The programme also seeks to secure macroeconomic stability, create 15 million jobs and increase real annual GDP growth to seven percent by 2020. It offers a vision of an economy that is largely driven by the private sector, recognising the power of free markets.
The report maintained that since the restoration of civilian rule in 1999 successive Nigerian governments had paid lip service to the idea of market reforms with little and slow progress.
“We expect this to remain the case. State management of scarce resources enables politicians and other members of the political elite to direct the flow of these resources not only for personal gain but also to favour specific geo-ethnic and political constituencies,” the EIU said.
It explained that policymakers in Nigeria are afraid that market reforms will push up consumer prices, thereby stoking wider unrest at a time when the government is already struggling to maintain political stability, adding that there is also opposition to reforms from members of the middle classes whose living standards are dependent on government-subsidised goods, such as petrol and electricity.
Equally, sections of the private sector that rely on state handouts and protectionist policies are seen not keen on structural reforms.
“Policy development and implementation will also continue to suffer from a lack of co ordination and poor relations between the various tiers of government.”
The report stated that restructuring of the oil sector will also remain on the policy agenda but will move at a similarly slow pace to the ERGP.
“There has been some recent progress on a new law paving the way for the restructuring of the state-owned Nigerian National Petroleum Corporation (NNPC), but implementation will be challenging given the opacity and corruption that has surrounded the behemoth entity for decades,” it noted.
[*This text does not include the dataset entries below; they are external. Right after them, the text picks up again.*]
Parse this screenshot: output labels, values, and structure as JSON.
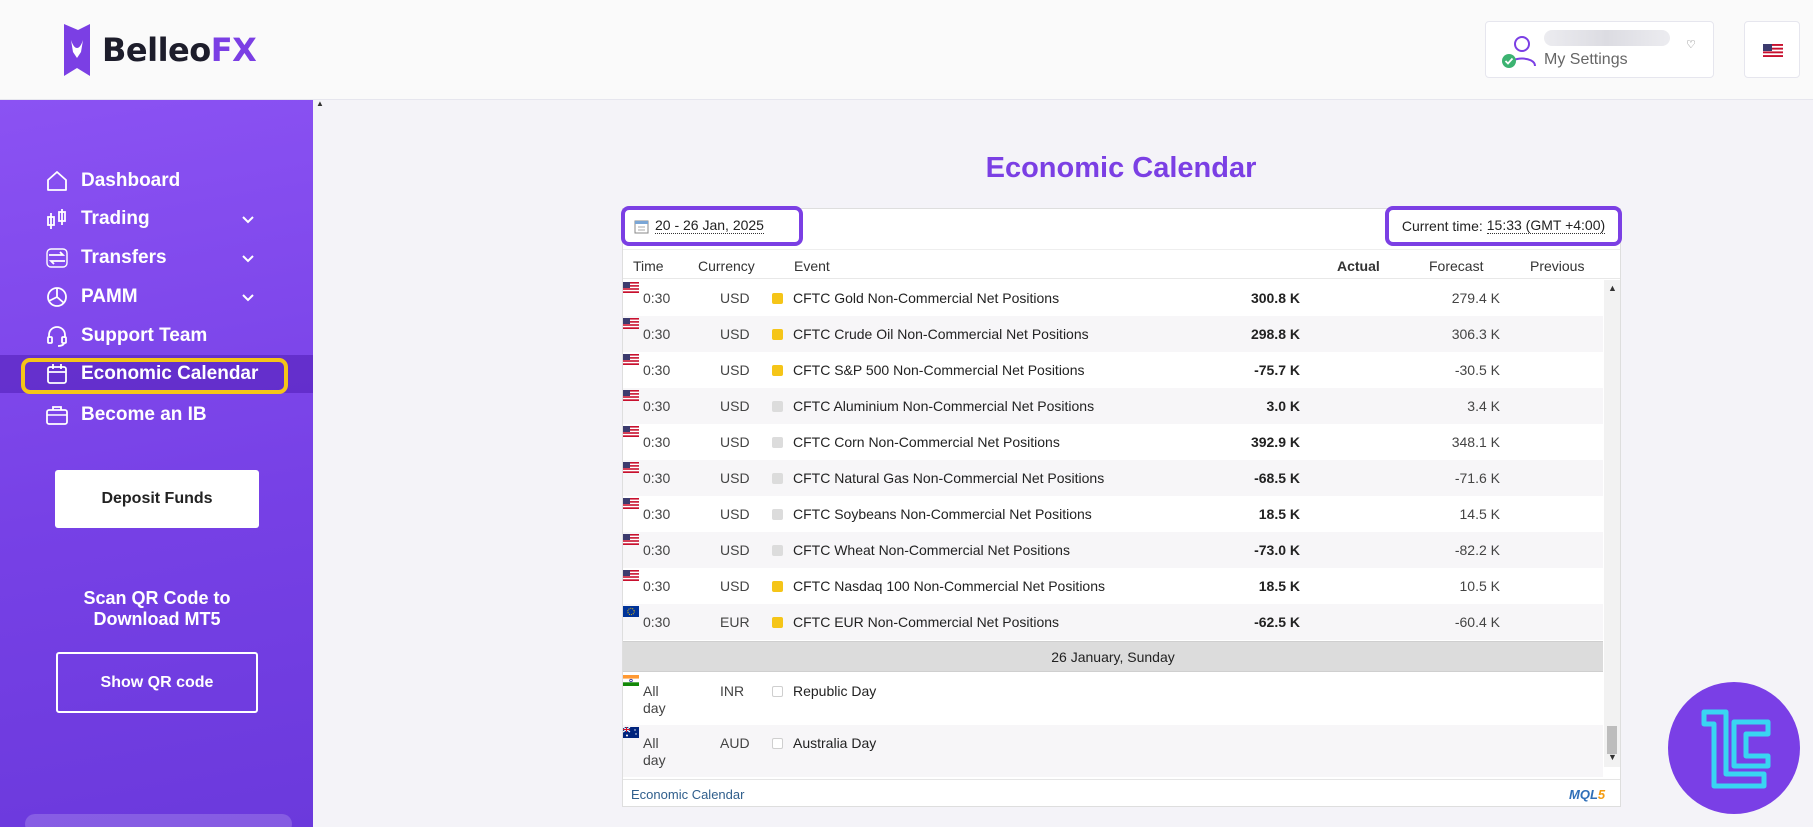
{
  "header": {
    "logo_main": "Belleo",
    "logo_accent": "FX",
    "settings_label": "My Settings"
  },
  "sidebar": {
    "items": [
      {
        "label": "Dashboard"
      },
      {
        "label": "Trading"
      },
      {
        "label": "Transfers"
      },
      {
        "label": "PAMM"
      },
      {
        "label": "Support Team"
      },
      {
        "label": "Economic Calendar"
      },
      {
        "label": "Become an IB"
      }
    ],
    "deposit_label": "Deposit Funds",
    "scan_text": "Scan QR Code to Download MT5",
    "show_qr_label": "Show QR code"
  },
  "main": {
    "title": "Economic Calendar",
    "date_range": "20 - 26 Jan, 2025",
    "current_time_label": "Current time:",
    "current_time_value": "15:33 (GMT +4:00)",
    "columns": {
      "time": "Time",
      "currency": "Currency",
      "event": "Event",
      "actual": "Actual",
      "forecast": "Forecast",
      "previous": "Previous"
    },
    "rows": [
      {
        "time": "0:30",
        "currency": "USD",
        "event": "CFTC Gold Non-Commercial Net Positions",
        "actual": "300.8 K",
        "previous": "279.4 K",
        "importance": "medium"
      },
      {
        "time": "0:30",
        "currency": "USD",
        "event": "CFTC Crude Oil Non-Commercial Net Positions",
        "actual": "298.8 K",
        "previous": "306.3 K",
        "importance": "medium"
      },
      {
        "time": "0:30",
        "currency": "USD",
        "event": "CFTC S&P 500 Non-Commercial Net Positions",
        "actual": "-75.7 K",
        "previous": "-30.5 K",
        "importance": "medium"
      },
      {
        "time": "0:30",
        "currency": "USD",
        "event": "CFTC Aluminium Non-Commercial Net Positions",
        "actual": "3.0 K",
        "previous": "3.4 K",
        "importance": "low"
      },
      {
        "time": "0:30",
        "currency": "USD",
        "event": "CFTC Corn Non-Commercial Net Positions",
        "actual": "392.9 K",
        "previous": "348.1 K",
        "importance": "low"
      },
      {
        "time": "0:30",
        "currency": "USD",
        "event": "CFTC Natural Gas Non-Commercial Net Positions",
        "actual": "-68.5 K",
        "previous": "-71.6 K",
        "importance": "low"
      },
      {
        "time": "0:30",
        "currency": "USD",
        "event": "CFTC Soybeans Non-Commercial Net Positions",
        "actual": "18.5 K",
        "previous": "14.5 K",
        "importance": "low"
      },
      {
        "time": "0:30",
        "currency": "USD",
        "event": "CFTC Wheat Non-Commercial Net Positions",
        "actual": "-73.0 K",
        "previous": "-82.2 K",
        "importance": "low"
      },
      {
        "time": "0:30",
        "currency": "USD",
        "event": "CFTC Nasdaq 100 Non-Commercial Net Positions",
        "actual": "18.5 K",
        "previous": "10.5 K",
        "importance": "medium"
      },
      {
        "time": "0:30",
        "currency": "EUR",
        "event": "CFTC EUR Non-Commercial Net Positions",
        "actual": "-62.5 K",
        "previous": "-60.4 K",
        "importance": "medium"
      }
    ],
    "day_separator": "26 January, Sunday",
    "holidays": [
      {
        "time": "All day",
        "currency": "INR",
        "event": "Republic Day",
        "flag": "in-flag"
      },
      {
        "time": "All day",
        "currency": "AUD",
        "event": "Australia Day",
        "flag": "au-flag"
      }
    ],
    "footer_link": "Economic Calendar",
    "footer_brand": "MQL",
    "footer_brand_num": "5"
  },
  "colors": {
    "accent": "#7b3fe4",
    "highlight": "#f5c518",
    "importance_medium": "#f5c518",
    "importance_low": "#dcdcdc"
  }
}
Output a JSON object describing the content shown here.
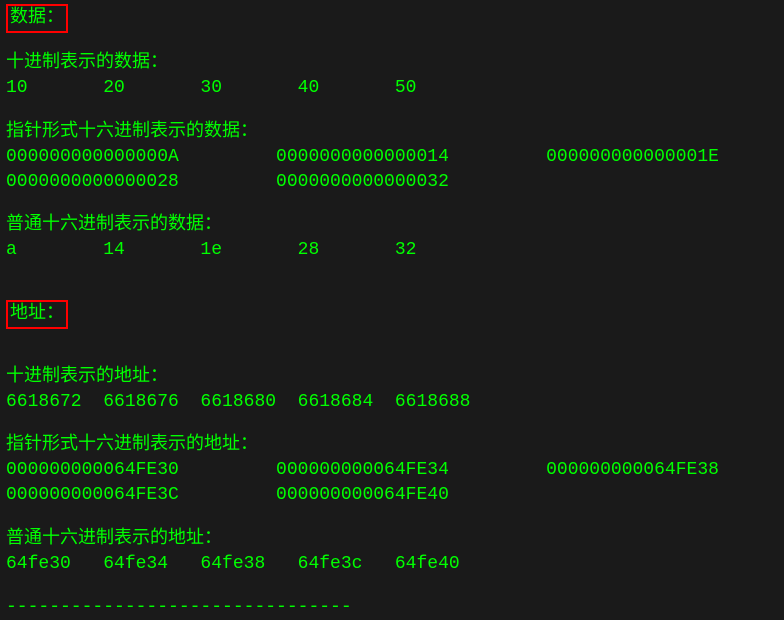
{
  "section1": {
    "header": "数据：",
    "decimal": {
      "label": "十进制表示的数据：",
      "row": "10       20       30       40       50"
    },
    "pointer_hex": {
      "label": "指针形式十六进制表示的数据：",
      "row1": "000000000000000A         0000000000000014         000000000000001E",
      "row2": "0000000000000028         0000000000000032"
    },
    "normal_hex": {
      "label": "普通十六进制表示的数据：",
      "row": "a        14       1e       28       32"
    }
  },
  "section2": {
    "header": "地址：",
    "decimal": {
      "label": "十进制表示的地址：",
      "row": "6618672  6618676  6618680  6618684  6618688"
    },
    "pointer_hex": {
      "label": "指针形式十六进制表示的地址：",
      "row1": "000000000064FE30         000000000064FE34         000000000064FE38",
      "row2": "000000000064FE3C         000000000064FE40"
    },
    "normal_hex": {
      "label": "普通十六进制表示的地址：",
      "row": "64fe30   64fe34   64fe38   64fe3c   64fe40"
    }
  },
  "divider": "--------------------------------"
}
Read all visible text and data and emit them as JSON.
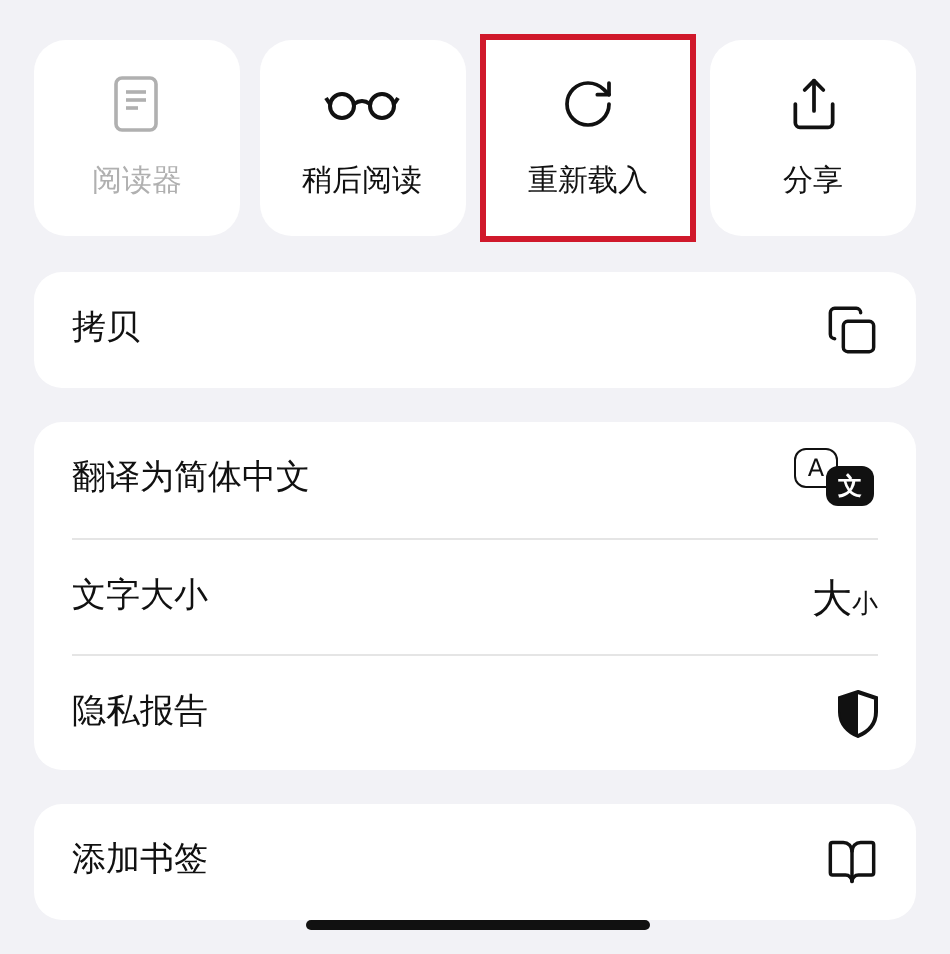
{
  "actions": [
    {
      "label": "阅读器",
      "kind": "document",
      "disabled": true,
      "highlighted": false
    },
    {
      "label": "稍后阅读",
      "kind": "glasses",
      "disabled": false,
      "highlighted": false
    },
    {
      "label": "重新载入",
      "kind": "reload",
      "disabled": false,
      "highlighted": true
    },
    {
      "label": "分享",
      "kind": "share",
      "disabled": false,
      "highlighted": false
    }
  ],
  "groups": [
    [
      {
        "label": "拷贝",
        "kind": "copy"
      }
    ],
    [
      {
        "label": "翻译为简体中文",
        "kind": "translate",
        "icon_text": [
          "A",
          "文"
        ]
      },
      {
        "label": "文字大小",
        "kind": "text-size",
        "icon_text": [
          "大",
          "小"
        ]
      },
      {
        "label": "隐私报告",
        "kind": "shield"
      }
    ],
    [
      {
        "label": "添加书签",
        "kind": "book"
      }
    ]
  ]
}
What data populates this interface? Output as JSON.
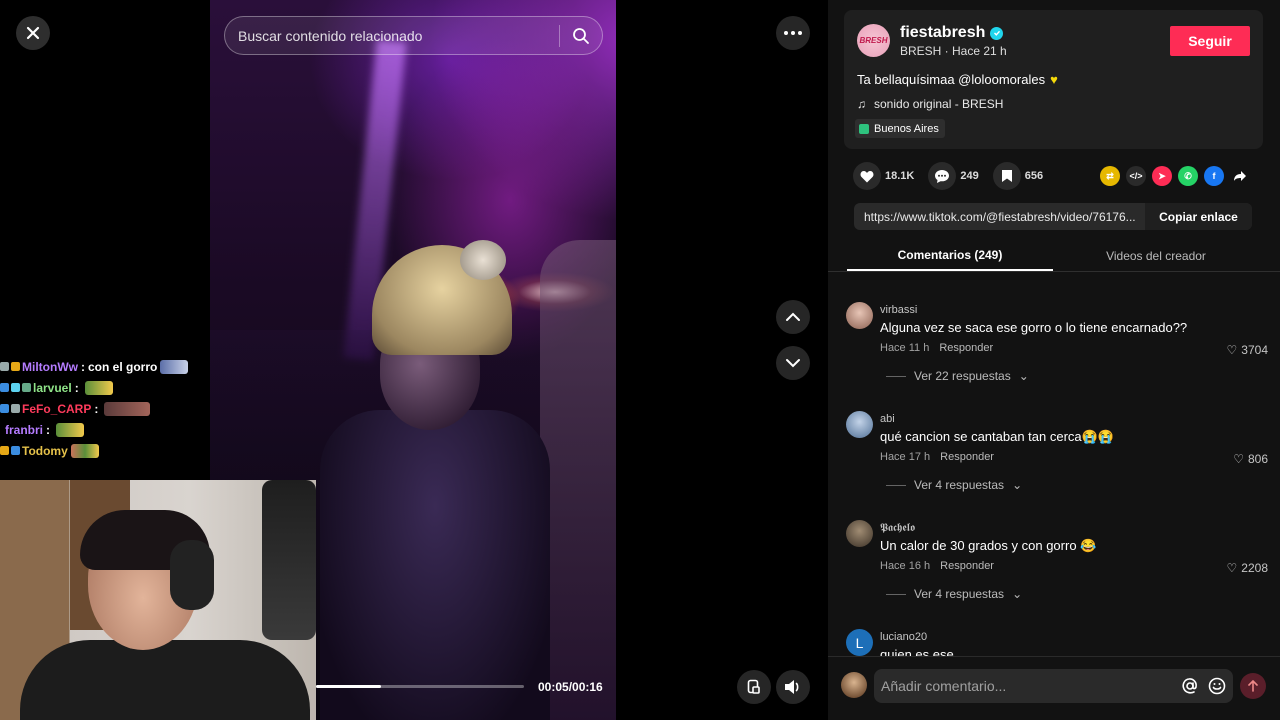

The report also maintained that many other contentious issues in the oil sector also have to be resolved, including fiscal terms and revenue management. The oil companies, workers and local politicians (not to mention the various militant groups) will all pull in different directions.